Many people have a misconception that people choose one vice and get stuck with that vice until they seek treatment. For people addicted to drugs and alcohol, they feel that the treatment and support they receive will end their addictive behaviors across the board. While drug treatment may help the recovering addict break free from drug addiction, there can be a possibility that addictive behaviors can transfer to other areas.
The transfer of addictive behaviors (also known as addiction transfer) is a common phenomenon, yet it mostly flies under the radar. This occurs because the behavior often shifts to things that are perceived as healthy such as exercise, work and shopping. While these activities are indeed more positive, a recovering addict can be more vulnerable in becoming as emotionally attached to these activities as they were in drinking or taking drugs.
Why the Transfer of Addictive Behaviors Occurs
As with drug addiction, the transfer of addictive behaviors occurs subtlety and people are unaware it is occurring. Addiction transfer often happens because people experience higher levels of stress and anxiety when they are newly sober. When people are getting sober, they realize that the craving they experience has roots in deeper emotional needs and not to the actual substance.
Without substances, those new in recovery experience lower level of dopamine in the brain. When the newly recovering addict feels stress and anxiety, they will more than likely gravitate towards a new (and pleasurable) behavior to relieve that stress. While the new behavior may seem harmless and even healthy, newly recovering addicts can start to develop a compulsion to these newer “vices” in the same way as towards their substance of choice.
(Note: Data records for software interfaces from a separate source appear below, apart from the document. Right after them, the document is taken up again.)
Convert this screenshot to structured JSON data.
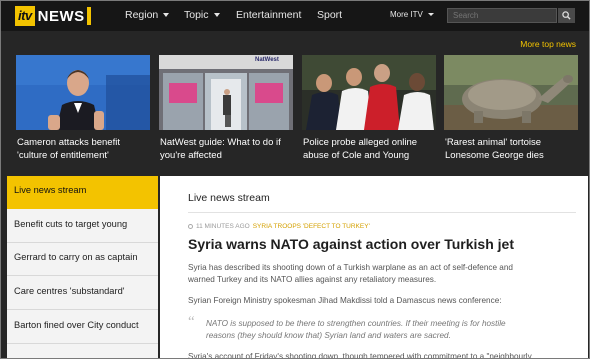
{
  "logo": {
    "itv": "itv",
    "news": "NEWS"
  },
  "nav": {
    "region": "Region",
    "topic": "Topic",
    "entertainment": "Entertainment",
    "sport": "Sport",
    "more_itv": "More ITV"
  },
  "search": {
    "placeholder": "Search"
  },
  "more_top_news": "More top news",
  "cards": [
    {
      "caption": "Cameron attacks benefit 'culture of entitlement'"
    },
    {
      "caption": "NatWest guide: What to do if you're affected",
      "sign": "NatWest"
    },
    {
      "caption": "Police probe alleged online abuse of Cole and Young"
    },
    {
      "caption": "'Rarest animal' tortoise Lonesome George dies"
    }
  ],
  "sidebar": {
    "items": [
      {
        "label": "Live news stream"
      },
      {
        "label": "Benefit cuts to target young"
      },
      {
        "label": "Gerrard to carry on as captain"
      },
      {
        "label": "Care centres 'substandard'"
      },
      {
        "label": "Barton fined over City conduct"
      }
    ]
  },
  "main": {
    "heading": "Live news stream",
    "time": "11 MINUTES AGO",
    "tag": "SYRIA TROOPS 'DEFECT TO TURKEY'",
    "headline": "Syria warns NATO against action over Turkish jet",
    "para1_line1": "Syria has described its shooting down of a Turkish warplane as an act of self-defence and",
    "para1_line2": "warned Turkey and its NATO allies against any retaliatory measures.",
    "para2": "Syrian Foreign Ministry spokesman Jihad Makdissi told a Damascus news conference:",
    "quote_line1": "NATO is supposed to be there to strengthen countries. If their meeting is for hostile",
    "quote_line2": "reasons (they should know that) Syrian land and waters are sacred.",
    "para3": "Syria's account of Friday's shooting down, though tempered with commitment to a \"neighbourly"
  },
  "colors": {
    "accent": "#f3c300",
    "topbar": "#161616",
    "background": "#262626"
  }
}
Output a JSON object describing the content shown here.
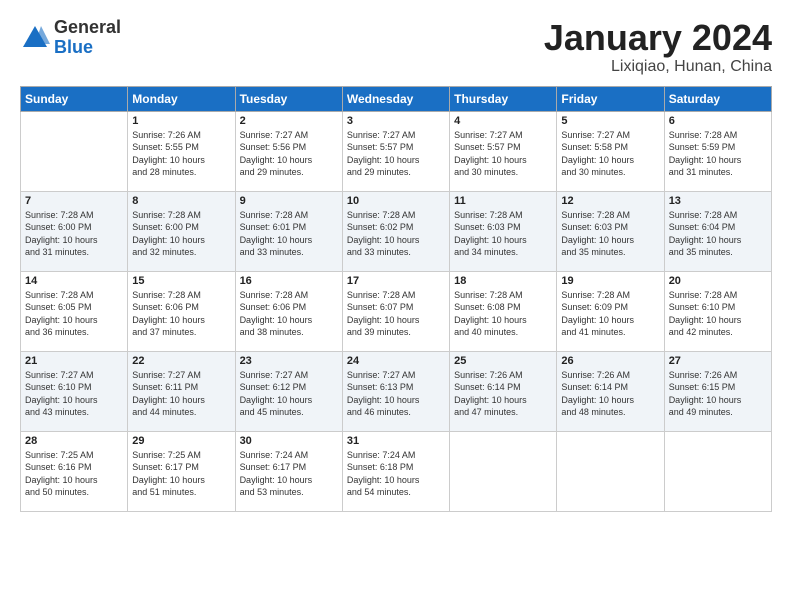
{
  "header": {
    "logo_general": "General",
    "logo_blue": "Blue",
    "title": "January 2024",
    "location": "Lixiqiao, Hunan, China"
  },
  "days_of_week": [
    "Sunday",
    "Monday",
    "Tuesday",
    "Wednesday",
    "Thursday",
    "Friday",
    "Saturday"
  ],
  "weeks": [
    [
      {
        "day": "",
        "info": ""
      },
      {
        "day": "1",
        "info": "Sunrise: 7:26 AM\nSunset: 5:55 PM\nDaylight: 10 hours\nand 28 minutes."
      },
      {
        "day": "2",
        "info": "Sunrise: 7:27 AM\nSunset: 5:56 PM\nDaylight: 10 hours\nand 29 minutes."
      },
      {
        "day": "3",
        "info": "Sunrise: 7:27 AM\nSunset: 5:57 PM\nDaylight: 10 hours\nand 29 minutes."
      },
      {
        "day": "4",
        "info": "Sunrise: 7:27 AM\nSunset: 5:57 PM\nDaylight: 10 hours\nand 30 minutes."
      },
      {
        "day": "5",
        "info": "Sunrise: 7:27 AM\nSunset: 5:58 PM\nDaylight: 10 hours\nand 30 minutes."
      },
      {
        "day": "6",
        "info": "Sunrise: 7:28 AM\nSunset: 5:59 PM\nDaylight: 10 hours\nand 31 minutes."
      }
    ],
    [
      {
        "day": "7",
        "info": "Sunrise: 7:28 AM\nSunset: 6:00 PM\nDaylight: 10 hours\nand 31 minutes."
      },
      {
        "day": "8",
        "info": "Sunrise: 7:28 AM\nSunset: 6:00 PM\nDaylight: 10 hours\nand 32 minutes."
      },
      {
        "day": "9",
        "info": "Sunrise: 7:28 AM\nSunset: 6:01 PM\nDaylight: 10 hours\nand 33 minutes."
      },
      {
        "day": "10",
        "info": "Sunrise: 7:28 AM\nSunset: 6:02 PM\nDaylight: 10 hours\nand 33 minutes."
      },
      {
        "day": "11",
        "info": "Sunrise: 7:28 AM\nSunset: 6:03 PM\nDaylight: 10 hours\nand 34 minutes."
      },
      {
        "day": "12",
        "info": "Sunrise: 7:28 AM\nSunset: 6:03 PM\nDaylight: 10 hours\nand 35 minutes."
      },
      {
        "day": "13",
        "info": "Sunrise: 7:28 AM\nSunset: 6:04 PM\nDaylight: 10 hours\nand 35 minutes."
      }
    ],
    [
      {
        "day": "14",
        "info": "Sunrise: 7:28 AM\nSunset: 6:05 PM\nDaylight: 10 hours\nand 36 minutes."
      },
      {
        "day": "15",
        "info": "Sunrise: 7:28 AM\nSunset: 6:06 PM\nDaylight: 10 hours\nand 37 minutes."
      },
      {
        "day": "16",
        "info": "Sunrise: 7:28 AM\nSunset: 6:06 PM\nDaylight: 10 hours\nand 38 minutes."
      },
      {
        "day": "17",
        "info": "Sunrise: 7:28 AM\nSunset: 6:07 PM\nDaylight: 10 hours\nand 39 minutes."
      },
      {
        "day": "18",
        "info": "Sunrise: 7:28 AM\nSunset: 6:08 PM\nDaylight: 10 hours\nand 40 minutes."
      },
      {
        "day": "19",
        "info": "Sunrise: 7:28 AM\nSunset: 6:09 PM\nDaylight: 10 hours\nand 41 minutes."
      },
      {
        "day": "20",
        "info": "Sunrise: 7:28 AM\nSunset: 6:10 PM\nDaylight: 10 hours\nand 42 minutes."
      }
    ],
    [
      {
        "day": "21",
        "info": "Sunrise: 7:27 AM\nSunset: 6:10 PM\nDaylight: 10 hours\nand 43 minutes."
      },
      {
        "day": "22",
        "info": "Sunrise: 7:27 AM\nSunset: 6:11 PM\nDaylight: 10 hours\nand 44 minutes."
      },
      {
        "day": "23",
        "info": "Sunrise: 7:27 AM\nSunset: 6:12 PM\nDaylight: 10 hours\nand 45 minutes."
      },
      {
        "day": "24",
        "info": "Sunrise: 7:27 AM\nSunset: 6:13 PM\nDaylight: 10 hours\nand 46 minutes."
      },
      {
        "day": "25",
        "info": "Sunrise: 7:26 AM\nSunset: 6:14 PM\nDaylight: 10 hours\nand 47 minutes."
      },
      {
        "day": "26",
        "info": "Sunrise: 7:26 AM\nSunset: 6:14 PM\nDaylight: 10 hours\nand 48 minutes."
      },
      {
        "day": "27",
        "info": "Sunrise: 7:26 AM\nSunset: 6:15 PM\nDaylight: 10 hours\nand 49 minutes."
      }
    ],
    [
      {
        "day": "28",
        "info": "Sunrise: 7:25 AM\nSunset: 6:16 PM\nDaylight: 10 hours\nand 50 minutes."
      },
      {
        "day": "29",
        "info": "Sunrise: 7:25 AM\nSunset: 6:17 PM\nDaylight: 10 hours\nand 51 minutes."
      },
      {
        "day": "30",
        "info": "Sunrise: 7:24 AM\nSunset: 6:17 PM\nDaylight: 10 hours\nand 53 minutes."
      },
      {
        "day": "31",
        "info": "Sunrise: 7:24 AM\nSunset: 6:18 PM\nDaylight: 10 hours\nand 54 minutes."
      },
      {
        "day": "",
        "info": ""
      },
      {
        "day": "",
        "info": ""
      },
      {
        "day": "",
        "info": ""
      }
    ]
  ]
}
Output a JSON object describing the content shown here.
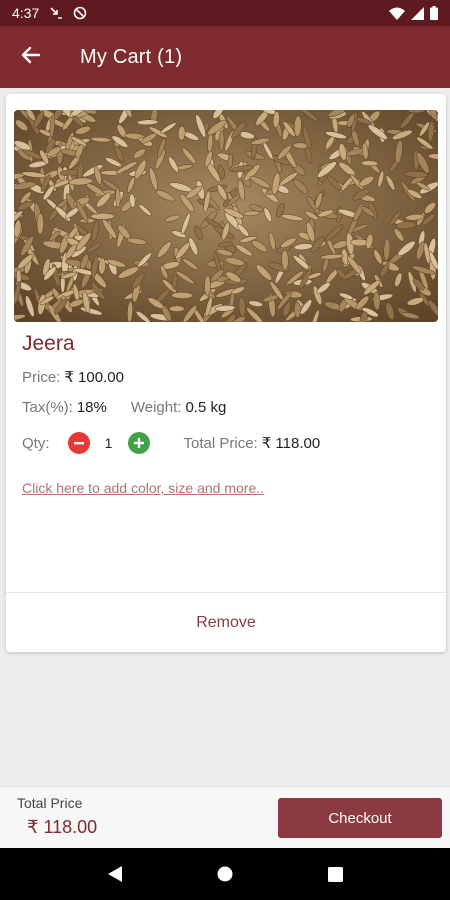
{
  "status_bar": {
    "time": "4:37",
    "icons": [
      "missed-call-icon",
      "sync-off-icon",
      "wifi-icon",
      "cellular-signal-icon",
      "battery-icon"
    ]
  },
  "app_bar": {
    "title": "My Cart (1)",
    "back_icon": "arrow-left-icon",
    "color": "#7e2a2e"
  },
  "cart": {
    "items": [
      {
        "name": "Jeera",
        "image": "cumin-seeds-photo",
        "price_label": "Price:",
        "price_value": "₹ 100.00",
        "tax_label": "Tax(%):",
        "tax_value": "18%",
        "weight_label": "Weight:",
        "weight_value": "0.5 kg",
        "qty_label": "Qty:",
        "qty_value": "1",
        "total_label": "Total Price:",
        "total_value": "₹ 118.00",
        "customize_link": "Click here to add color, size and more..",
        "remove_label": "Remove"
      }
    ]
  },
  "footer": {
    "total_caption": "Total Price",
    "total_amount": "₹ 118.00",
    "checkout_label": "Checkout"
  },
  "nav_bar": {
    "buttons": [
      "back-triangle-icon",
      "home-circle-icon",
      "recents-square-icon"
    ]
  },
  "colors": {
    "primary": "#7e2a2e",
    "status_bar": "#5e1a1e",
    "minus": "#e53935",
    "plus": "#43a047",
    "link": "#c06a72"
  }
}
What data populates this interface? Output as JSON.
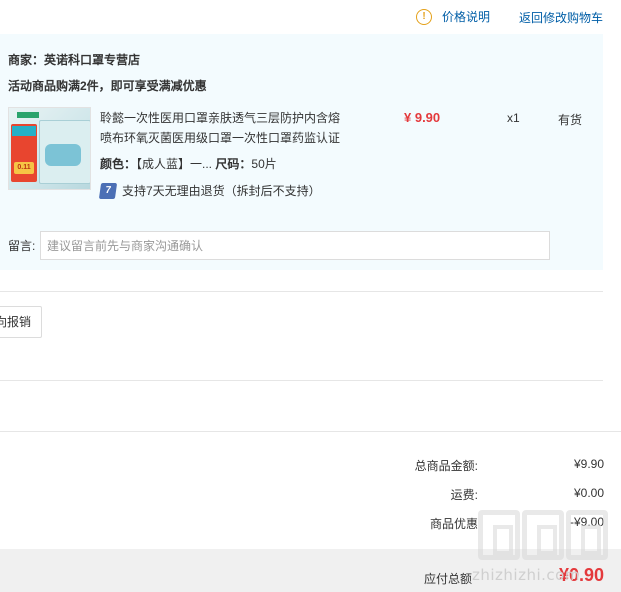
{
  "topbar": {
    "price_help": "价格说明",
    "back_to_cart": "返回修改购物车"
  },
  "shop": {
    "merchant": "商家：英诺科口罩专营店",
    "promo": "活动商品购满2件，即可享受满减优惠"
  },
  "product": {
    "title": "聆懿一次性医用口罩亲肤透气三层防护内含熔喷布环氧灭菌医用级口罩一次性口罩药监认证",
    "color_label": "颜色：",
    "color_value": "【成人蓝】一...",
    "size_label": "尺码：",
    "size_value": "50片",
    "return_icon_text": "7",
    "return_policy": "支持7天无理由退货（拆封后不支持）",
    "price": "¥ 9.90",
    "qty": "x1",
    "stock": "有货",
    "thumb_tag_text": "0.11"
  },
  "note": {
    "label": "留言:",
    "placeholder": "建议留言前先与商家沟通确认"
  },
  "reimburse": {
    "label": "向报销"
  },
  "summary": {
    "goods_total_label": "总商品金额:",
    "goods_total_value": "¥9.90",
    "shipping_label": "运费:",
    "shipping_value": "¥0.00",
    "discount_label": "商品优惠",
    "discount_value": "-¥9.00",
    "payable_label": "应付总额",
    "payable_value": "¥0.90"
  },
  "watermark": {
    "text": "zhizhizhi.com"
  },
  "colors": {
    "link": "#005ea7",
    "price_red": "#e4393c",
    "shop_bg": "#f3fbfe"
  }
}
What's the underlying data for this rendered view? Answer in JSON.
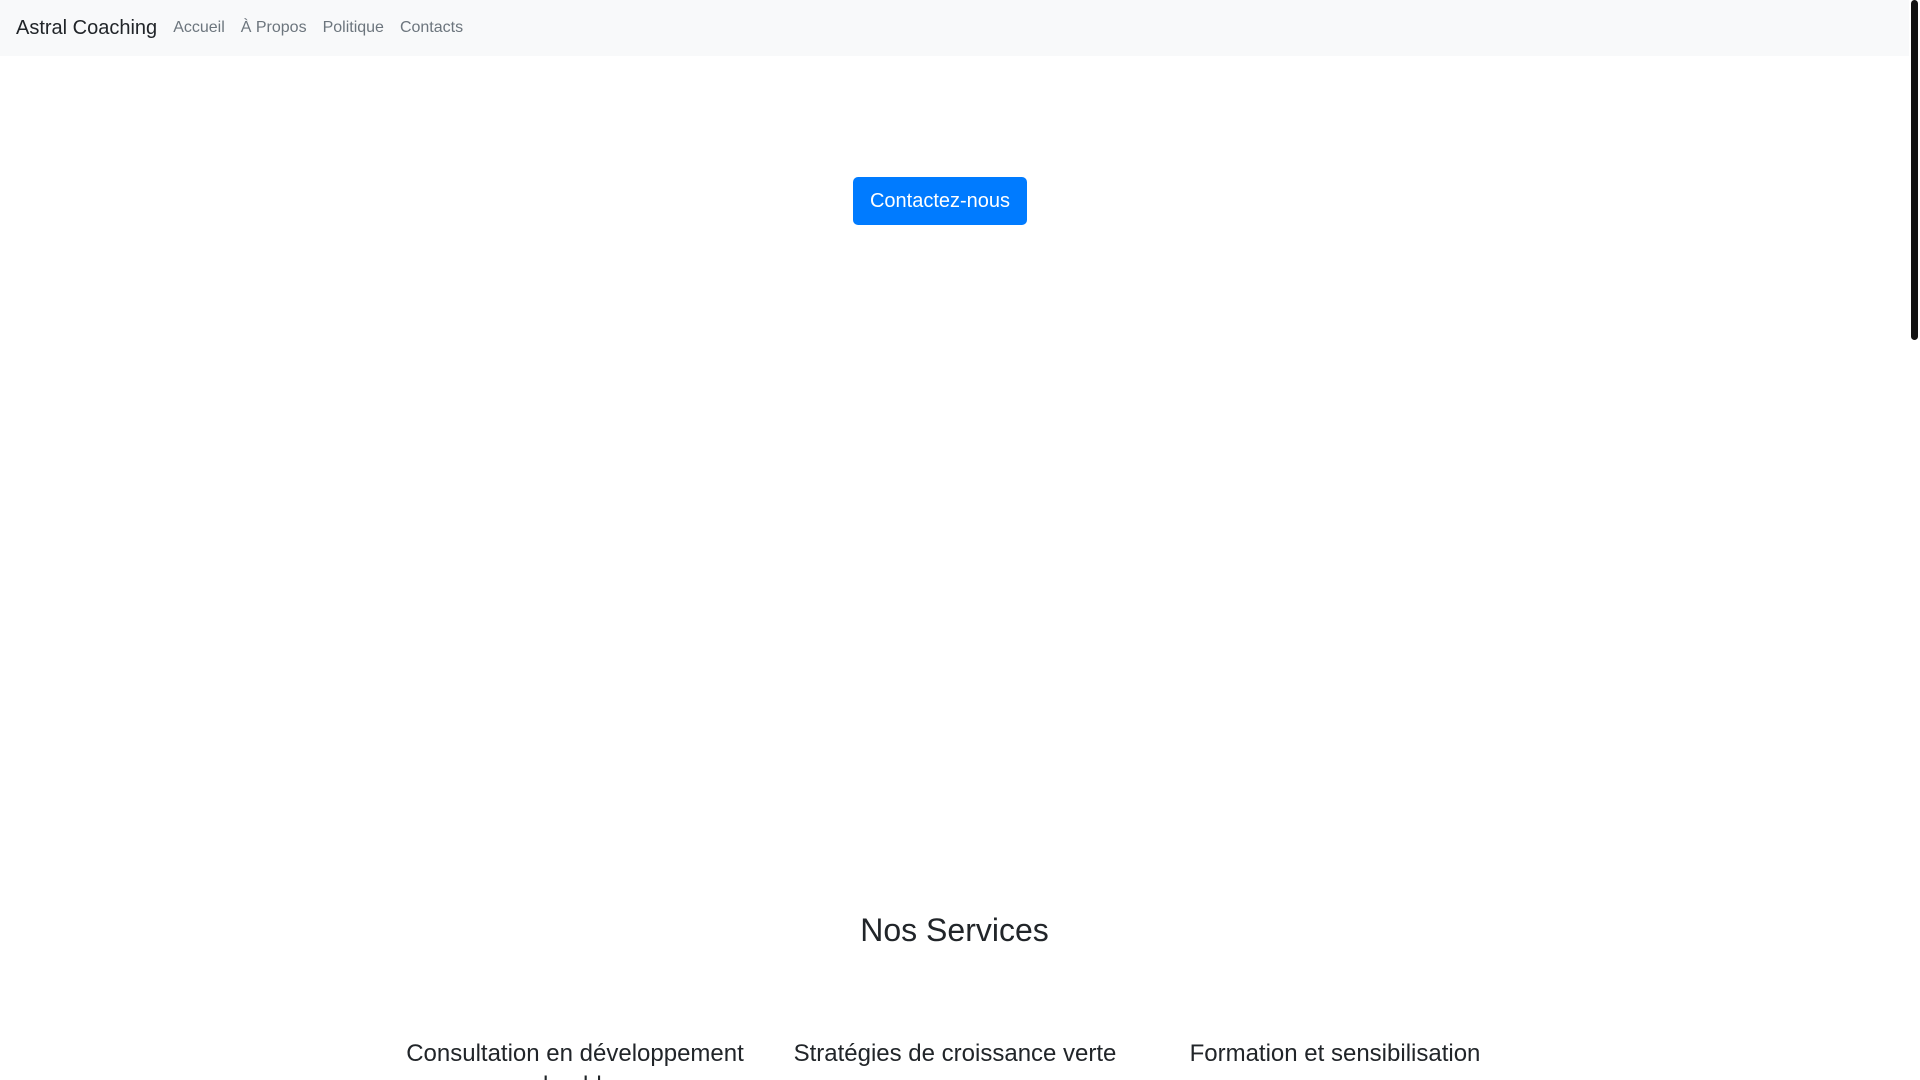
{
  "navbar": {
    "brand": "Astral Coaching",
    "links": [
      "Accueil",
      "À Propos",
      "Politique",
      "Contacts"
    ]
  },
  "hero": {
    "cta_label": "Contactez-nous"
  },
  "services": {
    "title": "Nos Services",
    "items": [
      "Consultation en développement durable",
      "Stratégies de croissance verte",
      "Formation et sensibilisation"
    ]
  },
  "colors": {
    "navbar_bg": "#f8f9fa",
    "primary": "#007bff",
    "link_muted": "#6c757d"
  }
}
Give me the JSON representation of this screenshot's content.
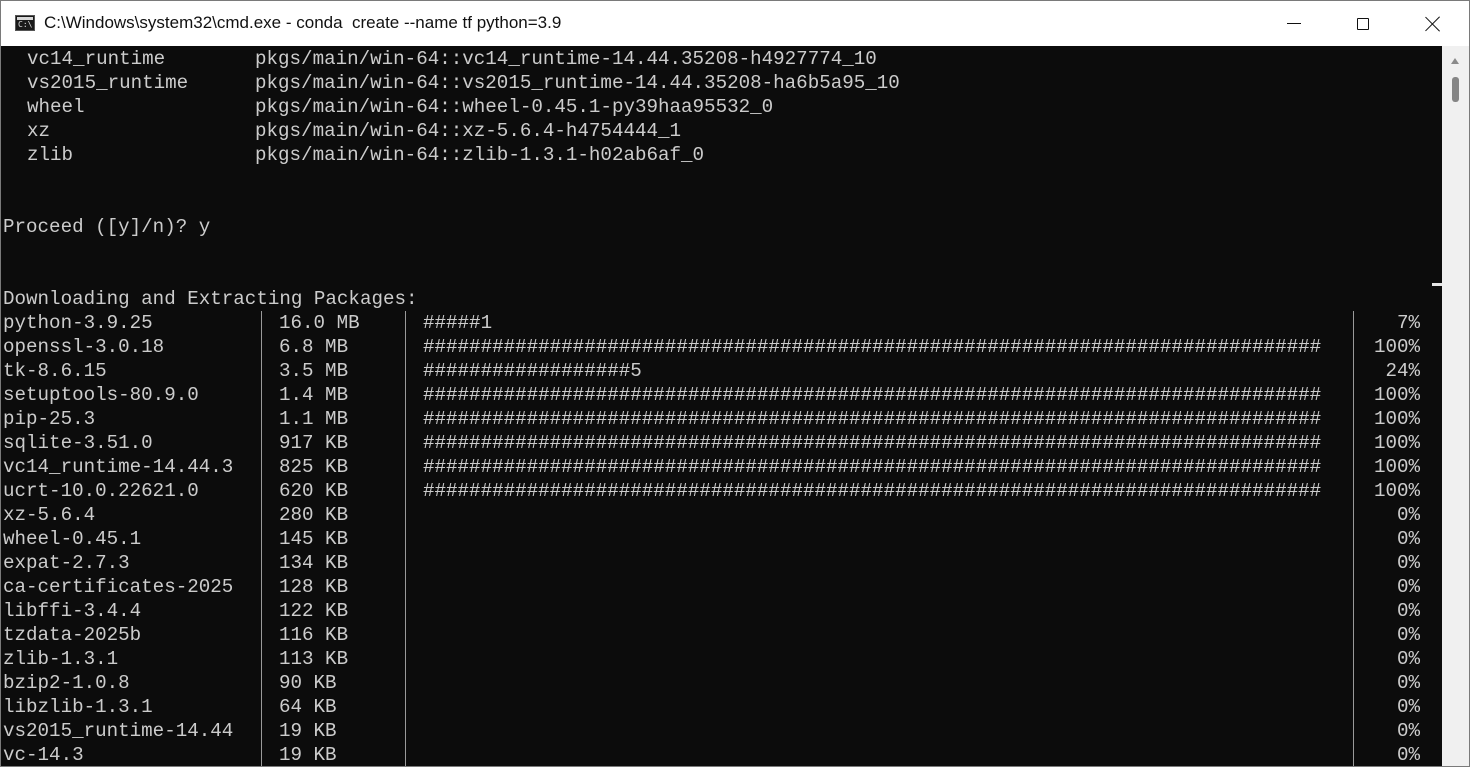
{
  "window": {
    "title": "C:\\Windows\\system32\\cmd.exe - conda  create --name tf python=3.9",
    "app_icon": "cmd-icon",
    "app_icon_text": "C:\\",
    "controls": {
      "minimize": "minimize-icon",
      "maximize": "maximize-icon",
      "close": "close-icon"
    }
  },
  "colors": {
    "console_bg": "#0c0c0c",
    "console_fg": "#cccccc",
    "titlebar_bg": "#ffffff"
  },
  "package_list": [
    {
      "name": "vc14_runtime",
      "spec": "pkgs/main/win-64::vc14_runtime-14.44.35208-h4927774_10"
    },
    {
      "name": "vs2015_runtime",
      "spec": "pkgs/main/win-64::vs2015_runtime-14.44.35208-ha6b5a95_10"
    },
    {
      "name": "wheel",
      "spec": "pkgs/main/win-64::wheel-0.45.1-py39haa95532_0"
    },
    {
      "name": "xz",
      "spec": "pkgs/main/win-64::xz-5.6.4-h4754444_1"
    },
    {
      "name": "zlib",
      "spec": "pkgs/main/win-64::zlib-1.3.1-h02ab6af_0"
    }
  ],
  "prompt": "Proceed ([y]/n)? y",
  "downloading_header": "Downloading and Extracting Packages:",
  "downloads": [
    {
      "name": "python-3.9.25",
      "size": "16.0 MB",
      "bar": "#####1",
      "percent": "7%"
    },
    {
      "name": "openssl-3.0.18",
      "size": "6.8 MB",
      "bar": "##############################################################################",
      "percent": "100%"
    },
    {
      "name": "tk-8.6.15",
      "size": "3.5 MB",
      "bar": "##################5",
      "percent": "24%"
    },
    {
      "name": "setuptools-80.9.0",
      "size": "1.4 MB",
      "bar": "##############################################################################",
      "percent": "100%"
    },
    {
      "name": "pip-25.3",
      "size": "1.1 MB",
      "bar": "##############################################################################",
      "percent": "100%"
    },
    {
      "name": "sqlite-3.51.0",
      "size": "917 KB",
      "bar": "##############################################################################",
      "percent": "100%"
    },
    {
      "name": "vc14_runtime-14.44.3",
      "size": "825 KB",
      "bar": "##############################################################################",
      "percent": "100%"
    },
    {
      "name": "ucrt-10.0.22621.0",
      "size": "620 KB",
      "bar": "##############################################################################",
      "percent": "100%"
    },
    {
      "name": "xz-5.6.4",
      "size": "280 KB",
      "bar": "",
      "percent": "0%"
    },
    {
      "name": "wheel-0.45.1",
      "size": "145 KB",
      "bar": "",
      "percent": "0%"
    },
    {
      "name": "expat-2.7.3",
      "size": "134 KB",
      "bar": "",
      "percent": "0%"
    },
    {
      "name": "ca-certificates-2025",
      "size": "128 KB",
      "bar": "",
      "percent": "0%"
    },
    {
      "name": "libffi-3.4.4",
      "size": "122 KB",
      "bar": "",
      "percent": "0%"
    },
    {
      "name": "tzdata-2025b",
      "size": "116 KB",
      "bar": "",
      "percent": "0%"
    },
    {
      "name": "zlib-1.3.1",
      "size": "113 KB",
      "bar": "",
      "percent": "0%"
    },
    {
      "name": "bzip2-1.0.8",
      "size": "90 KB",
      "bar": "",
      "percent": "0%"
    },
    {
      "name": "libzlib-1.3.1",
      "size": "64 KB",
      "bar": "",
      "percent": "0%"
    },
    {
      "name": "vs2015_runtime-14.44",
      "size": "19 KB",
      "bar": "",
      "percent": "0%"
    },
    {
      "name": "vc-14.3",
      "size": "19 KB",
      "bar": "",
      "percent": "0%"
    }
  ]
}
Common signs of addiction transfer include the following:
- Constant thoughts and obsessing about the new activity
- Losing sleep or decreased work performance
- Friendship and/or relationship strains
- Constant stress and anxiety
If you or a loved one experiences these symptoms, the most effective way to combat these urges and cravings is through therapy. The most common forms of therapy include the following:
Cognitive-Behavioral Therapy (CBT)
CBT focuses on examining the relationships between thoughts, feelings, and behaviors. By exploring patterns of thinking that lead to self-destructive actions and the beliefs that direct these thoughts, patients can modify their patterns of thinking to improve coping. It is different from traditional psychotherapy in that the therapist and the patient will actively work together to help the patient recover. CBT is problem-focused and goal-directed. Because CBT is an active intervention, one can also expect to do homework or practice outside of sessions, including monitoring and keeping a journal to note negative thoughts as they occur. This allows the patient and their therapist to search for patterns in their thinking that can cause them to have negative thoughts which can lead to negative feelings and self-destructive behaviors.
Eye Movement Desensitization and Reprocessing (EMDR)
EMDR is a process of psychotherapy that seeks to accelerate the healing of a wide range of emotional wounds and self-esteem issues related both to past traumatic events and present life addictions. This interactive approach is often used with people who are suffering from a wide range of presenting complaints, including PTSD and addiction. A typical session will be: The therapist will move his or her fingers back and forth in front of the patient’s face and ask him/her to follow these hand motions with his/her eyes. At the same time, the therapist will have them recall a disturbing event. This will include the emotions and body sensations that go along with it.
Gradually, the therapist will guide him/her to shift their thoughts to more pleasant ones. Some therapists use alternatives to finger movements, such as hand or toe-tapping or musical tones.
People who use the technique and patients who receive this modality believe it weakens the effect of negative emotions. Before and after each treatment, the therapist will ask the patient to rate their level of distress. The goal is that disturbing memories will become less disabling.
Motivational Interviewing (MI)
MI is a goal-oriented, client-centered counseling style for behavior change by helping clients to explore and resolve ambivalence. The examination and resolution of ambivalence is a central purpose, and the counselor is intentionally directive in pursuing this goal.
Motivational interviewing is non-judgmental, non-confrontational and non-adversarial. The approach attempts to increase the patient’s awareness of the potential problems caused, consequences experienced, and risks faced as a result of the behavior/addiction in question. The strategy seeks to help patients think differently about their behavior and to consider what might be gained through change. Motivational interviewing focuses on the present and works with the patient to access motivation to change a particular behavior that is not consistent with their personal value or goal. Warmth, genuine empathy, and acceptance are necessary to foster therapeutic gain within motivational interviewing.
Stop Addiction Transfer Today
The transfer of addictive behavior often goes unnoticed. If it is not caught and addressed, it can lead to destructive behavior patterns that can ruin relationships and friendships and can have negative impacts on work and school. Hawaii Island Recovery features effective therapies that can deal with the cravings and urges head-on and give you the tools you need to become healthier and happier.